Here is an example:

Section "InputClass"
        Identifier "system-keyboard"
        MatchIsKeyboard "on"
        Option "XkbLayout" "cz,us"
        Option "XkbModel" "pc104"
        Option "XkbVariant" ",dvorak"
        Option "XkbOptions" "grp:alt_shift_toggle"

Using localectl

For convenience, the tool localectl may be used instead of manual editing of X configuration file. It will save the configuration in /etc/X11/xorg.conf.d/00-keyboard.conf, this file should not be manually edited, because localectl will overwrite the changes on next start.

The usage is as follows:

$ localectl set-x11-keymap layout [model] [variant] [options]

The following command will create a file /etc/X11/xorg.conf.d/00-keyboard.conf with pretty much the same content as the example above:

$ localectl set-x11-keymap cz,us pc104 ,dvorak grp:alt_shift_toggle

Frequently used XKB options

Switching between keyboard layouts

To be able to easily switch keyboard layouts, first specify multiple layouts between which you want to switch (the first one is the default). Then specify a key (or key combination), which will be used for switching. For example, to switch between a US and a Swedish layout using the CapsLock key, use us,se as an argument of XkbLayout and grp:caps_toggle as an argument of XkbOptions.

You can use other key combinations than CapsLock, they are listed in /usr/share/X11/xkb/rules/xorg.lst, start with grp: and end with _toggle. To get the full list of available options, run the following command:

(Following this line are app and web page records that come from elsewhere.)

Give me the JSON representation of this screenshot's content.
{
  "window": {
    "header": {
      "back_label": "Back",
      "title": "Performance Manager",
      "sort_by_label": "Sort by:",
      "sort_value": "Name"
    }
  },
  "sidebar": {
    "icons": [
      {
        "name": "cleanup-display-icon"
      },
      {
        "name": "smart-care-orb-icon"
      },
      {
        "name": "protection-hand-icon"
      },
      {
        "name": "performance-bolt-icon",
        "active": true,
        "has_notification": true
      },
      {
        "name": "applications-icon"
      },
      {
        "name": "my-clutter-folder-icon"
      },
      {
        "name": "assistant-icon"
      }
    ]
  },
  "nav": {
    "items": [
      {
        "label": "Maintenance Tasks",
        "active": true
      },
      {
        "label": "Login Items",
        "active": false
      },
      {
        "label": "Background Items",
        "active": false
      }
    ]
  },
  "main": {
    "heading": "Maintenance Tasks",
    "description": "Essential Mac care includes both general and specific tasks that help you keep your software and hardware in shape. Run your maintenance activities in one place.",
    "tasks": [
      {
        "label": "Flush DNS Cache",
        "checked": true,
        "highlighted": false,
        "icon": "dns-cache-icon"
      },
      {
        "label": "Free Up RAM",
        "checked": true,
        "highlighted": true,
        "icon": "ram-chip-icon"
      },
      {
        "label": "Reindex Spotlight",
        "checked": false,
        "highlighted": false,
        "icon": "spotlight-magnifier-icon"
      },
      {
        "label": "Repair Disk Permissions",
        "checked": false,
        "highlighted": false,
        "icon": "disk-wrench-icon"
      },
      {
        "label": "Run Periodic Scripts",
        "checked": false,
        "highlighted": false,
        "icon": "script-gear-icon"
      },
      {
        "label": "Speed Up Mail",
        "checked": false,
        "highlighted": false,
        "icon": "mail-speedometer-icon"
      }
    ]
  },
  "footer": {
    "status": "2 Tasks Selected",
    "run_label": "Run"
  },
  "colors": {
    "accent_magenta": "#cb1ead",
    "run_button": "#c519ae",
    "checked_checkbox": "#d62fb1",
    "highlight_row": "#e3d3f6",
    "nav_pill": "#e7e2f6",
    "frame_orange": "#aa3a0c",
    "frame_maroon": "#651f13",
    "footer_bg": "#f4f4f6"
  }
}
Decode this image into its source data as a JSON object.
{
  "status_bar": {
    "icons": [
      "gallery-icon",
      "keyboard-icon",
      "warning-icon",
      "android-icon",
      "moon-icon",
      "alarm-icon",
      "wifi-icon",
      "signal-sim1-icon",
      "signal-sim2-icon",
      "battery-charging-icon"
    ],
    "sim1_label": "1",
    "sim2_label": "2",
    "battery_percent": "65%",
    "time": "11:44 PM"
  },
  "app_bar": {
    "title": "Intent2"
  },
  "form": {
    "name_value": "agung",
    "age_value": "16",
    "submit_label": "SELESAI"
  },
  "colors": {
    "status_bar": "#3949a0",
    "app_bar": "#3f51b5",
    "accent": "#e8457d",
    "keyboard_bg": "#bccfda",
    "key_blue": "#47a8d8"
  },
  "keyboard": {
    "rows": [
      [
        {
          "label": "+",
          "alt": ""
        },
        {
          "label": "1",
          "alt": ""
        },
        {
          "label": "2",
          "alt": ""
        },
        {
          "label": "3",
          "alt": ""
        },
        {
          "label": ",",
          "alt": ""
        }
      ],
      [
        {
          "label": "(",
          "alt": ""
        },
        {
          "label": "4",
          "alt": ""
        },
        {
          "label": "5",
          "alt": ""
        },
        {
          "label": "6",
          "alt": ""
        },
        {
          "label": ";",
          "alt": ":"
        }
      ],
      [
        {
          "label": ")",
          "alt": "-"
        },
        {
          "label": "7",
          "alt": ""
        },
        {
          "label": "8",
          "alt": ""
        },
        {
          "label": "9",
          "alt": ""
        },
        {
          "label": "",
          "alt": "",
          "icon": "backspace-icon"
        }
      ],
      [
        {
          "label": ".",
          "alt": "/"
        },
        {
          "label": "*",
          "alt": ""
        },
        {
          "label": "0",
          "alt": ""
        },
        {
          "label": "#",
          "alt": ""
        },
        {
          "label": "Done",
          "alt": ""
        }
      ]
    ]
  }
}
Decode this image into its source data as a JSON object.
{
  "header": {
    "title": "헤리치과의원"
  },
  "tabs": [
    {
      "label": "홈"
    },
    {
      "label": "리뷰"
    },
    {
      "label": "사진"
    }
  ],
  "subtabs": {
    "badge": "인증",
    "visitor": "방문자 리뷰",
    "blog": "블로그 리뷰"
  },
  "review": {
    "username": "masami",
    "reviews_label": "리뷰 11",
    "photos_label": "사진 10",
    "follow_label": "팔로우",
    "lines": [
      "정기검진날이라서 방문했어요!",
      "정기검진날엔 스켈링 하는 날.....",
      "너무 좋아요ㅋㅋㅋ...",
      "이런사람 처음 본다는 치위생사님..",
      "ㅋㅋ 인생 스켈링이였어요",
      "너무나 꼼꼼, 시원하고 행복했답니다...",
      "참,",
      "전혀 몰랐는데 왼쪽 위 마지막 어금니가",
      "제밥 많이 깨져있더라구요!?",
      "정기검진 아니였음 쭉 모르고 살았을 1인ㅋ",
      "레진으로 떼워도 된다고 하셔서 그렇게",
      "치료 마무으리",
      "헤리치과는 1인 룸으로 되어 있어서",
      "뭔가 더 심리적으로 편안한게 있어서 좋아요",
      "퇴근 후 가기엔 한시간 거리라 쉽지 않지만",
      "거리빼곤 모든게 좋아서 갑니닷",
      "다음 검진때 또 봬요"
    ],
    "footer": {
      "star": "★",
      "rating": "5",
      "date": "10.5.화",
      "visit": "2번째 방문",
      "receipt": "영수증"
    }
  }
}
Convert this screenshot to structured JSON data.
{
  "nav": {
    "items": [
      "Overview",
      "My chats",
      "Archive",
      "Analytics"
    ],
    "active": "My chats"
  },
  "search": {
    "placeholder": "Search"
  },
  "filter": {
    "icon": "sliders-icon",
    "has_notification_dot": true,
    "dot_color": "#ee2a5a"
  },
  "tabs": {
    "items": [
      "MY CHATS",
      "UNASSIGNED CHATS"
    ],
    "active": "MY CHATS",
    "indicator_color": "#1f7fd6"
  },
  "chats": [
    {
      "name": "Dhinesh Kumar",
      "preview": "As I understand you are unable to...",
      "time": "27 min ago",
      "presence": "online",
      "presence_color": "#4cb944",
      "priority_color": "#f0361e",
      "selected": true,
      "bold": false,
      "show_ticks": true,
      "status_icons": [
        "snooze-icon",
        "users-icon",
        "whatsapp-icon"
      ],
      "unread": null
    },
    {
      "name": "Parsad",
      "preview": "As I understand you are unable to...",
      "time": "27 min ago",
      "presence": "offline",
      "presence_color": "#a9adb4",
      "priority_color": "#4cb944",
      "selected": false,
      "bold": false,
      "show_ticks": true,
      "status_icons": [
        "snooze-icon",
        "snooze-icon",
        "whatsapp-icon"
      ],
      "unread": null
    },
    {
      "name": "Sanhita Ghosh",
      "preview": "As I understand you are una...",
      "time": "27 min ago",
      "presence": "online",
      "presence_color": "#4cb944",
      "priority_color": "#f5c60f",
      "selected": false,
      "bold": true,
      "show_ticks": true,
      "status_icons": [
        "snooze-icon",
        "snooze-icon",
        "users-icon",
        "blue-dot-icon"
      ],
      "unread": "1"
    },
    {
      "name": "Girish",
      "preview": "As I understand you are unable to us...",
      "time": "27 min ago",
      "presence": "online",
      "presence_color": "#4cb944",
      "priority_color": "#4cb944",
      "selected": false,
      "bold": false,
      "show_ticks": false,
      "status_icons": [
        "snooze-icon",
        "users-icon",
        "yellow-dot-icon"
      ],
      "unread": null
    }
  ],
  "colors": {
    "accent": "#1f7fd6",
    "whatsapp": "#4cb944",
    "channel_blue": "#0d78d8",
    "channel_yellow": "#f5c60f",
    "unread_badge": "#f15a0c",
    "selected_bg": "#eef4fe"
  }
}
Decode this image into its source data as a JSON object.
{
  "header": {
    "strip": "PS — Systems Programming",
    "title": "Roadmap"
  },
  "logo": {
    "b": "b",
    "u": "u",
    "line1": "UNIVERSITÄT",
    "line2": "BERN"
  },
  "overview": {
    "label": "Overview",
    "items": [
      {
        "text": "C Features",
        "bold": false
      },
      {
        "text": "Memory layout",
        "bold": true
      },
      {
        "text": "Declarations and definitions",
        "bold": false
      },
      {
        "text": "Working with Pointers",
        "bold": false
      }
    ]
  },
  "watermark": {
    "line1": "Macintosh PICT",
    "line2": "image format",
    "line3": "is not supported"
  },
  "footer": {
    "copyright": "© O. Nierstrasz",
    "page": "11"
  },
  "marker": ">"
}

$ grep "grp:.*_toggle" /usr/share/X11/xkb/rules/xorg.lst

Terminating Xorg with Ctrl+Alt+Backspace

By default, the key combination Ctrl+Alt+Backspace is disabled. You can enable it by passing terminate:ctrl_alt_bksp to XkbOptions.

Enabling mouse keys

Mouse keys is now disabled by default and has to be manually enabled by passing keypad:pointerkeys to XkbOptions. This will make the Shift+NumLock shortcut toggle mouse keys.

Configuring compose key

The compose key, when pressed in sequence with other keys, produces a unicode character. For example, in most configurations pressing compose_key ' e produces é.

For example, to make the right Alt key a compose key, pass compose:ralt to XkbOptions.

You can use other keys as compose keys, they are listed in /usr/share/X11/xkb/rules/xorg.lst and start with compose:. To get the full list of available options, run the following command:

$ grep "compose:" /usr/share/X11/xkb/rules/xorg.lst

Key combinations

The default combinations for the compose keys depend on the locale and are stored in /usr/share/X11/locale/used_locale/Compose, where used_locale is for example en_US.UTF-8.

You can define your own compose key combinations by copying the default file to ~/.XCompose and editing it. The compose key works with any of the thousands of valid Unicode characters, including those outside the Basic Multilingual Plane.

However, GTK does not use XIM by default and therefore does not follow ~/.XCompose keys. This can be fixed by forcing GTK to use XIM by adding export GTK_IM_MODULE=xim and/or export XMODIFIERS="@im=none" to ~/.xprofile.

Tip: XIM is very old, you might have better luck with other input methods: SCIM, uim, IBus etc. See Internationalization#Input methods for details.

Other settings

Adjusting typematic delay and rate

The typematic delay indicates the amount of time (typically in miliseconds) a key needs to be pressed in order for the repeating process to begin. After the repeating process has been triggered, the character will be repeated with a certain frequency (usually given in Hz) specified by the typematic rate. These values can be changed using the xset command:

$ xset r rate delay [rate]

For example to set a typematic delay to 200ms and a typematic rate to 30Hz, use the following command (use xinitrc to make it permanent):

$ xset r rate 200 30

Issuing the command without specifying the delay and rate will reset the typematic values to their respective defaults; a delay of 660ms and a rate of 25Hz:

$ xset r rate